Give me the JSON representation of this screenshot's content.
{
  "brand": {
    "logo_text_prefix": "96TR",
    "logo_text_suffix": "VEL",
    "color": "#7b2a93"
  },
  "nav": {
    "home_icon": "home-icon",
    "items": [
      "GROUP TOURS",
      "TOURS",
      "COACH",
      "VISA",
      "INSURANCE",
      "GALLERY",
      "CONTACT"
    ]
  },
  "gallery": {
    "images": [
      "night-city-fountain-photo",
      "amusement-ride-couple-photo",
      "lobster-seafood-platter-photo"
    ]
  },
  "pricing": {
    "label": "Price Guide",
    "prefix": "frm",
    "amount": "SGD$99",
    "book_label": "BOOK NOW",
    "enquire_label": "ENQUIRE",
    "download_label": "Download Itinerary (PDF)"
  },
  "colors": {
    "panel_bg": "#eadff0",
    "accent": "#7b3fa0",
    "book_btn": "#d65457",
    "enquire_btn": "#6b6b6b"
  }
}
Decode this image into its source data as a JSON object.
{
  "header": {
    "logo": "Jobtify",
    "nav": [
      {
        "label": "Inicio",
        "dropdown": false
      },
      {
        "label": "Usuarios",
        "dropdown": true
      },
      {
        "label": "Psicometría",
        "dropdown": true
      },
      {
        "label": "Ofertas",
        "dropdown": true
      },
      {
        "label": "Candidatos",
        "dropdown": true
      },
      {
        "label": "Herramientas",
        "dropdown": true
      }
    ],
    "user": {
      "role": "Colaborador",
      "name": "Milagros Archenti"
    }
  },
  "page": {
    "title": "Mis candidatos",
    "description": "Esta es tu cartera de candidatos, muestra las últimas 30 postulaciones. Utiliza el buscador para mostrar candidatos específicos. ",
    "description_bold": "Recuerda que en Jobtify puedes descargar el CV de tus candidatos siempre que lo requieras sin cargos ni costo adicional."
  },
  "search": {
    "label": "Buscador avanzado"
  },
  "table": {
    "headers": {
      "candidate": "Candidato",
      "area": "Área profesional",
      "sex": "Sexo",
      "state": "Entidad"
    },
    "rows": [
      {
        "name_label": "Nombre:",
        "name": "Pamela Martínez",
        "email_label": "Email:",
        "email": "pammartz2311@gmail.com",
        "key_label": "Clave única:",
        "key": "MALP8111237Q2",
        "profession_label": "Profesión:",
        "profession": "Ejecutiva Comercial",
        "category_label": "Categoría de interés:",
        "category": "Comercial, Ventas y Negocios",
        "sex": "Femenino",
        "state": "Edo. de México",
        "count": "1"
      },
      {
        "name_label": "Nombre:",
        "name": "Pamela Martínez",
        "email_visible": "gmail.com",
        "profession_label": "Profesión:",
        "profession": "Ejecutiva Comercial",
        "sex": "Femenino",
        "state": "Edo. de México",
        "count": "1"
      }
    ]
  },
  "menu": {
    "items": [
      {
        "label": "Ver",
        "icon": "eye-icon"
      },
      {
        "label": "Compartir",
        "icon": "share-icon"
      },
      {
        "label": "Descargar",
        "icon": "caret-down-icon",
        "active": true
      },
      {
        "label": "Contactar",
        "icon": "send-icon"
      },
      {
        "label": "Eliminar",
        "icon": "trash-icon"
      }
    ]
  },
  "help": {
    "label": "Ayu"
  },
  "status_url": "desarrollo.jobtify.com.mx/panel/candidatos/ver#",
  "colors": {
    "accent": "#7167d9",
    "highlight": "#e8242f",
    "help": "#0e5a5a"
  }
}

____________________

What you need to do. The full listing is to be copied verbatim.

Solved exercise.
Give me the JSON representation of this screenshot's content.
{
  "brand": {
    "logo_text_prefix": "96TR",
    "logo_text_suffix": "VEL",
    "color": "#7b2a93"
  },
  "nav": {
    "home_icon": "home-icon",
    "items": [
      "GROUP TOURS",
      "TOURS",
      "COACH",
      "VISA",
      "INSURANCE",
      "GALLERY",
      "CONTACT"
    ]
  },
  "gallery": {
    "images": [
      "night-city-fountain-photo",
      "amusement-ride-couple-photo",
      "lobster-seafood-platter-photo"
    ]
  },
  "pricing": {
    "label": "Price Guide",
    "prefix": "frm",
    "amount": "SGD$99",
    "book_label": "BOOK NOW",
    "enquire_label": "ENQUIRE",
    "download_label": "Download Itinerary (PDF)"
  },
  "colors": {
    "panel_bg": "#eadff0",
    "accent": "#7b3fa0",
    "book_btn": "#d65457",
    "enquire_btn": "#6b6b6b"
  }
}
Decode this image into its source data as a JSON object.
{
  "header": {
    "logo": "Jobtify",
    "nav": [
      {
        "label": "Inicio",
        "dropdown": false
      },
      {
        "label": "Usuarios",
        "dropdown": true
      },
      {
        "label": "Psicometría",
        "dropdown": true
      },
      {
        "label": "Ofertas",
        "dropdown": true
      },
      {
        "label": "Candidatos",
        "dropdown": true
      },
      {
        "label": "Herramientas",
        "dropdown": true
      }
    ],
    "user": {
      "role": "Colaborador",
      "name": "Milagros Archenti"
    }
  },
  "page": {
    "title": "Mis candidatos",
    "description": "Esta es tu cartera de candidatos, muestra las últimas 30 postulaciones. Utiliza el buscador para mostrar candidatos específicos. ",
    "description_bold": "Recuerda que en Jobtify puedes descargar el CV de tus candidatos siempre que lo requieras sin cargos ni costo adicional."
  },
  "search": {
    "label": "Buscador avanzado"
  },
  "table": {
    "headers": {
      "candidate": "Candidato",
      "area": "Área profesional",
      "sex": "Sexo",
      "state": "Entidad"
    },
    "rows": [
      {
        "name_label": "Nombre:",
        "name": "Pamela Martínez",
        "email_label": "Email:",
        "email": "pammartz2311@gmail.com",
        "key_label": "Clave única:",
        "key": "MALP8111237Q2",
        "profession_label": "Profesión:",
        "profession": "Ejecutiva Comercial",
        "category_label": "Categoría de interés:",
        "category": "Comercial, Ventas y Negocios",
        "sex": "Femenino",
        "state": "Edo. de México",
        "count": "1"
      },
      {
        "name_label": "Nombre:",
        "name": "Pamela Martínez",
        "email_visible": "gmail.com",
        "profession_label": "Profesión:",
        "profession": "Ejecutiva Comercial",
        "sex": "Femenino",
        "state": "Edo. de México",
        "count": "1"
      }
    ]
  },
  "menu": {
    "items": [
      {
        "label": "Ver",
        "icon": "eye-icon"
      },
      {
        "label": "Compartir",
        "icon": "share-icon"
      },
      {
        "label": "Descargar",
        "icon": "caret-down-icon",
        "active": true
      },
      {
        "label": "Contactar",
        "icon": "send-icon"
      },
      {
        "label": "Eliminar",
        "icon": "trash-icon"
      }
    ]
  },
  "help": {
    "label": "Ayu"
  },
  "status_url": "desarrollo.jobtify.com.mx/panel/candidatos/ver#",
  "colors": {
    "accent": "#7167d9",
    "highlight": "#e8242f",
    "help": "#0e5a5a"
  }
}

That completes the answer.